* _Exercise brief_: Below is a block of records; please copy all of them exactly.

* _Dataset rows for apps and sites_:
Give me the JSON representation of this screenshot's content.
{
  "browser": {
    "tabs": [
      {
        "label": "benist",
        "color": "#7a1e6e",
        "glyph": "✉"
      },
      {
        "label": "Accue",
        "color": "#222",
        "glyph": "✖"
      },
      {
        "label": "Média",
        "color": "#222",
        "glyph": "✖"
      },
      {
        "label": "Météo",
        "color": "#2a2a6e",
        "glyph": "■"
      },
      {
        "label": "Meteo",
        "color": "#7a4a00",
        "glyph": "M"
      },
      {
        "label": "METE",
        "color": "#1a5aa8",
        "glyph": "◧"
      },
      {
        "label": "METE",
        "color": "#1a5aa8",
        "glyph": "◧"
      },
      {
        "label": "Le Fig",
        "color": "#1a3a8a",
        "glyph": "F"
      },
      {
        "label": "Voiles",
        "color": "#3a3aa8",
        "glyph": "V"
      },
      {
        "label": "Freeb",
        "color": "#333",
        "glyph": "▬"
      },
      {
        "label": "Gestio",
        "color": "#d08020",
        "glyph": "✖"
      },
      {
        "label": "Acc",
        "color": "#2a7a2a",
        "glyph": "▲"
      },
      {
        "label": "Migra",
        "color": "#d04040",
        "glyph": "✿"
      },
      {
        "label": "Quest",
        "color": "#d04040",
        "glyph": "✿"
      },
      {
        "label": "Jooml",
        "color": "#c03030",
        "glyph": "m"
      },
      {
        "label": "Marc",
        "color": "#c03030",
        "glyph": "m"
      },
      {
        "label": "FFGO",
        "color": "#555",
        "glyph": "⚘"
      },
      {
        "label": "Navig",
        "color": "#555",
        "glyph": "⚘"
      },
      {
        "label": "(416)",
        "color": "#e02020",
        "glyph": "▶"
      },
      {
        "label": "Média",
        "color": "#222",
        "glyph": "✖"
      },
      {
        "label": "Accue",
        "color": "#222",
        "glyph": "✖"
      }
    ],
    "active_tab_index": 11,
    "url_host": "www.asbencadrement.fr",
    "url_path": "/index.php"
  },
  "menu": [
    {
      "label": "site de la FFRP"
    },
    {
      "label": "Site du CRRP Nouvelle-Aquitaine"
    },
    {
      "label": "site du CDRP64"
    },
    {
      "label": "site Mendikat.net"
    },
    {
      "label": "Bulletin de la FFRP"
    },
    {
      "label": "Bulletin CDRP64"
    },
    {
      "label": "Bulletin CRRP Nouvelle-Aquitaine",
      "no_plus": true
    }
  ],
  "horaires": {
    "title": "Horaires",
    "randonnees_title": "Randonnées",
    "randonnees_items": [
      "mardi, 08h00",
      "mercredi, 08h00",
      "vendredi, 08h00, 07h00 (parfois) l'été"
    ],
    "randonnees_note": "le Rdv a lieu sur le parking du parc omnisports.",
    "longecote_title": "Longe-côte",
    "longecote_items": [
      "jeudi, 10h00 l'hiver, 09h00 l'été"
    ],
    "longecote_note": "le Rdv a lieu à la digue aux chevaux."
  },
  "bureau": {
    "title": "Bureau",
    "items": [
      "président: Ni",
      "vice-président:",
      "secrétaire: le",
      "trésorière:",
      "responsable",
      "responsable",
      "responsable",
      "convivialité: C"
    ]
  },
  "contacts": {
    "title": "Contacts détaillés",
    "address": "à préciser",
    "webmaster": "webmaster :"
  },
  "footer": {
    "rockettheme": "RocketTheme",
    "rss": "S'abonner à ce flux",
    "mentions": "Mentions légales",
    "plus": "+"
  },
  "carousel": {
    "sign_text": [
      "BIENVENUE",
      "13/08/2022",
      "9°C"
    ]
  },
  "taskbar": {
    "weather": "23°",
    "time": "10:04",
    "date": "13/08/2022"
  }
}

* _Exercise solution_:
Give me the JSON representation of this screenshot's content.
{
  "browser": {
    "tabs": [
      {
        "label": "benist",
        "color": "#7a1e6e",
        "glyph": "✉"
      },
      {
        "label": "Accue",
        "color": "#222",
        "glyph": "✖"
      },
      {
        "label": "Média",
        "color": "#222",
        "glyph": "✖"
      },
      {
        "label": "Météo",
        "color": "#2a2a6e",
        "glyph": "■"
      },
      {
        "label": "Meteo",
        "color": "#7a4a00",
        "glyph": "M"
      },
      {
        "label": "METE",
        "color": "#1a5aa8",
        "glyph": "◧"
      },
      {
        "label": "METE",
        "color": "#1a5aa8",
        "glyph": "◧"
      },
      {
        "label": "Le Fig",
        "color": "#1a3a8a",
        "glyph": "F"
      },
      {
        "label": "Voiles",
        "color": "#3a3aa8",
        "glyph": "V"
      },
      {
        "label": "Freeb",
        "color": "#333",
        "glyph": "▬"
      },
      {
        "label": "Gestio",
        "color": "#d08020",
        "glyph": "✖"
      },
      {
        "label": "Acc",
        "color": "#2a7a2a",
        "glyph": "▲"
      },
      {
        "label": "Migra",
        "color": "#d04040",
        "glyph": "✿"
      },
      {
        "label": "Quest",
        "color": "#d04040",
        "glyph": "✿"
      },
      {
        "label": "Jooml",
        "color": "#c03030",
        "glyph": "m"
      },
      {
        "label": "Marc",
        "color": "#c03030",
        "glyph": "m"
      },
      {
        "label": "FFGO",
        "color": "#555",
        "glyph": "⚘"
      },
      {
        "label": "Navig",
        "color": "#555",
        "glyph": "⚘"
      },
      {
        "label": "(416)",
        "color": "#e02020",
        "glyph": "▶"
      },
      {
        "label": "Média",
        "color": "#222",
        "glyph": "✖"
      },
      {
        "label": "Accue",
        "color": "#222",
        "glyph": "✖"
      }
    ],
    "active_tab_index": 11,
    "url_host": "www.asbencadrement.fr",
    "url_path": "/index.php"
  },
  "menu": [
    {
      "label": "site de la FFRP"
    },
    {
      "label": "Site du CRRP Nouvelle-Aquitaine"
    },
    {
      "label": "site du CDRP64"
    },
    {
      "label": "site Mendikat.net"
    },
    {
      "label": "Bulletin de la FFRP"
    },
    {
      "label": "Bulletin CDRP64"
    },
    {
      "label": "Bulletin CRRP Nouvelle-Aquitaine",
      "no_plus": true
    }
  ],
  "horaires": {
    "title": "Horaires",
    "randonnees_title": "Randonnées",
    "randonnees_items": [
      "mardi, 08h00",
      "mercredi, 08h00",
      "vendredi, 08h00, 07h00 (parfois) l'été"
    ],
    "randonnees_note": "le Rdv a lieu sur le parking du parc omnisports.",
    "longecote_title": "Longe-côte",
    "longecote_items": [
      "jeudi, 10h00 l'hiver, 09h00 l'été"
    ],
    "longecote_note": "le Rdv a lieu à la digue aux chevaux."
  },
  "bureau": {
    "title": "Bureau",
    "items": [
      "président: Ni",
      "vice-président:",
      "secrétaire: le",
      "trésorière:",
      "responsable",
      "responsable",
      "responsable",
      "convivialité: C"
    ]
  },
  "contacts": {
    "title": "Contacts détaillés",
    "address": "à préciser",
    "webmaster": "webmaster :"
  },
  "footer": {
    "rockettheme": "RocketTheme",
    "rss": "S'abonner à ce flux",
    "mentions": "Mentions légales",
    "plus": "+"
  },
  "carousel": {
    "sign_text": [
      "BIENVENUE",
      "13/08/2022",
      "9°C"
    ]
  },
  "taskbar": {
    "weather": "23°",
    "time": "10:04",
    "date": "13/08/2022"
  }
}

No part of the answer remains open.